But it can be about the raw performance/experience.
Now I’m not saying I see tweeting and e-mailing disappearing from shows. But I will say before all this technology entered the venue the experience was completely different. Maybe cell signals should be banned at arenas.
Nah, that’ll never happen.
But if artists are truly leaders, they’re the only ones who can change behavior.
We’ve seen musical artists quit performing to stop fights in the audience… By refusing to do his act, on demand, for this unruly crowd, Dave Chappelle took a stand for the artistic community and the arts themselves.
Meanwhile, all you’ve got is the click-hungry media saying otherwise. But these reporters are part of the problem. They too want to be famous. Remember Judith Miller?
So yes, we can comb the history of Chappelle and we can see his “performance” was not completely out of character.
But I will say my greatest live experiences were never about the people I went with, or the stories I told afterward, but the bond between performer and myself, the sheer electricity of the connection. That’s what it’s all about, not being at some big party where the artist is incidental.

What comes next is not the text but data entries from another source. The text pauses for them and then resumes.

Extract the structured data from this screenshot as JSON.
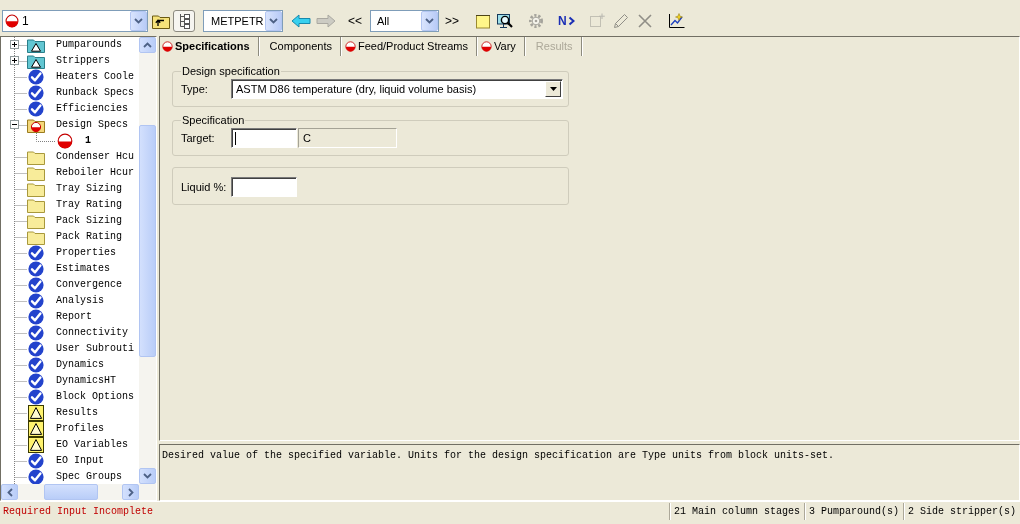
{
  "toolbar": {
    "block_selector": {
      "value": "1",
      "incomplete": true
    },
    "tree_toggle": {
      "pressed": true
    },
    "units_selector": {
      "value": "METPETR"
    },
    "back": {
      "disabled": false
    },
    "forward": {
      "disabled": true
    },
    "previous_label": "<<",
    "filter_selector": {
      "value": "All"
    },
    "next_label": ">>",
    "tools": [
      {
        "disabled": false
      },
      {
        "disabled": false
      },
      {
        "disabled": true
      },
      {
        "disabled": false,
        "label": "N"
      },
      {
        "disabled": true
      },
      {
        "disabled": true
      },
      {
        "disabled": true
      },
      {
        "disabled": false
      }
    ]
  },
  "tree": {
    "items": [
      {
        "label": "Pumparounds",
        "folder": true,
        "kind": "warning",
        "expanded": false,
        "selected": false
      },
      {
        "label": "Strippers",
        "folder": true,
        "kind": "warning",
        "expanded": false,
        "selected": false
      },
      {
        "label": "Heaters Coole",
        "folder": false,
        "kind": "complete",
        "selected": false
      },
      {
        "label": "Runback Specs",
        "folder": false,
        "kind": "complete",
        "selected": false
      },
      {
        "label": "Efficiencies",
        "folder": false,
        "kind": "complete",
        "selected": false
      },
      {
        "label": "Design Specs",
        "folder": true,
        "kind": "required",
        "expanded": true,
        "selected": false,
        "children": [
          {
            "label": "1",
            "folder": false,
            "kind": "required",
            "selected": true
          }
        ]
      },
      {
        "label": "Condenser Hcu",
        "folder": true,
        "kind": "empty",
        "selected": false
      },
      {
        "label": "Reboiler Hcur",
        "folder": true,
        "kind": "empty",
        "selected": false
      },
      {
        "label": "Tray Sizing",
        "folder": true,
        "kind": "empty",
        "selected": false
      },
      {
        "label": "Tray Rating",
        "folder": true,
        "kind": "empty",
        "selected": false
      },
      {
        "label": "Pack Sizing",
        "folder": true,
        "kind": "empty",
        "selected": false
      },
      {
        "label": "Pack Rating",
        "folder": true,
        "kind": "empty",
        "selected": false
      },
      {
        "label": "Properties",
        "folder": false,
        "kind": "complete",
        "selected": false
      },
      {
        "label": "Estimates",
        "folder": false,
        "kind": "complete",
        "selected": false
      },
      {
        "label": "Convergence",
        "folder": false,
        "kind": "complete",
        "selected": false
      },
      {
        "label": "Analysis",
        "folder": false,
        "kind": "complete",
        "selected": false
      },
      {
        "label": "Report",
        "folder": false,
        "kind": "complete",
        "selected": false
      },
      {
        "label": "Connectivity",
        "folder": false,
        "kind": "complete",
        "selected": false
      },
      {
        "label": "User Subrouti",
        "folder": false,
        "kind": "complete",
        "selected": false
      },
      {
        "label": "Dynamics",
        "folder": false,
        "kind": "complete",
        "selected": false
      },
      {
        "label": "DynamicsHT",
        "folder": false,
        "kind": "complete",
        "selected": false
      },
      {
        "label": "Block Options",
        "folder": false,
        "kind": "complete",
        "selected": false
      },
      {
        "label": "Results",
        "folder": false,
        "kind": "warning",
        "selected": false
      },
      {
        "label": "Profiles",
        "folder": false,
        "kind": "warning",
        "selected": false
      },
      {
        "label": "EO Variables",
        "folder": false,
        "kind": "warning",
        "selected": false
      },
      {
        "label": "EO Input",
        "folder": false,
        "kind": "complete",
        "selected": false
      },
      {
        "label": "Spec Groups",
        "folder": false,
        "kind": "complete",
        "selected": false
      }
    ]
  },
  "tabs": [
    {
      "label": "Specifications",
      "selected": true,
      "incomplete": true,
      "disabled": false
    },
    {
      "label": "Components",
      "selected": false,
      "incomplete": false,
      "disabled": false
    },
    {
      "label": "Feed/Product Streams",
      "selected": false,
      "incomplete": true,
      "disabled": false
    },
    {
      "label": "Vary",
      "selected": false,
      "incomplete": true,
      "disabled": false
    },
    {
      "label": "Results",
      "selected": false,
      "incomplete": false,
      "disabled": true
    }
  ],
  "form": {
    "groups": [
      {
        "title": "Design specification",
        "fields": [
          {
            "label": "Type:",
            "kind": "select",
            "value": "ASTM D86 temperature (dry, liquid volume basis)"
          }
        ]
      },
      {
        "title": "Specification",
        "fields": [
          {
            "label": "Target:",
            "kind": "input",
            "focused": true,
            "unit": "C"
          }
        ]
      },
      {
        "fields": [
          {
            "label": "Liquid %:",
            "kind": "input",
            "focused": false
          }
        ]
      }
    ]
  },
  "prompt": "Desired value of the specified variable. Units for the design specification are Type units from block units-set.",
  "status_bar": {
    "message": "Required Input Incomplete",
    "panes": [
      "21 Main column stages",
      "3 Pumparound(s)",
      "2 Side stripper(s)"
    ]
  }
}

So Dave Chappelle is a beacon. But I’ve yet to see another artist stand up for him. You know artists, they’re sheep. They’re afraid to lead. They must make sure they’re part of a team before they take a stand, and it absolutely positively cannot risk their relationship with their audience or their pocketbook.
Which is why art is in such sad shape these days.
Used to be artists were willing to live on the edge and test limits. We followed them because of who they were and what they said, not because of what they wore and how rich they had become.
If selling out to Samsung is the height of artistic success, count me out.
And I’m not selling out to Apple either.
Not a single faceless corporation where the CEO gets overpaid and is then squeezed out while the products fade away.
Used your 2001 Nokia cell phone recently?
How about that Sony CRT?
But great music lasts forever, people are still listening to the Beatles and the Stones and Stevie Wonder and…
Play for tomorrow, not for today.
And if you’re in the arts for the money, you’ve got your head up your rear end.
You’re in the arts to exact change, to make a difference. To take people on a journey wherein they not only enjoy themselves, but question themselves too.
Where was the questioning in Hartford? You had a boorish audience which wanted its expectations fulfilled. More than a challenging good time, they wanted to go home and tell everybody they were there, the same way the super-rich brag about their private jets and exotic vacations and upfront and personal overpriced scalper tickets at the gig.
Come on people, LET HIM DO HIS ACT!
P.S. I don’t need to analyze the video footage like the Zapruder film to know I’m right. There’s a vibe at a show that can never be captured on tape. Otherwise, we’d all watch concerts at home.
P.P.S. Evidence of the above is the tweet by Mack Mama, who gave Chappelle her book, which he read ironically: “Show was the best He read an excerpt of my book on stage in front of 8000 people Free Plug from my fav comedian.”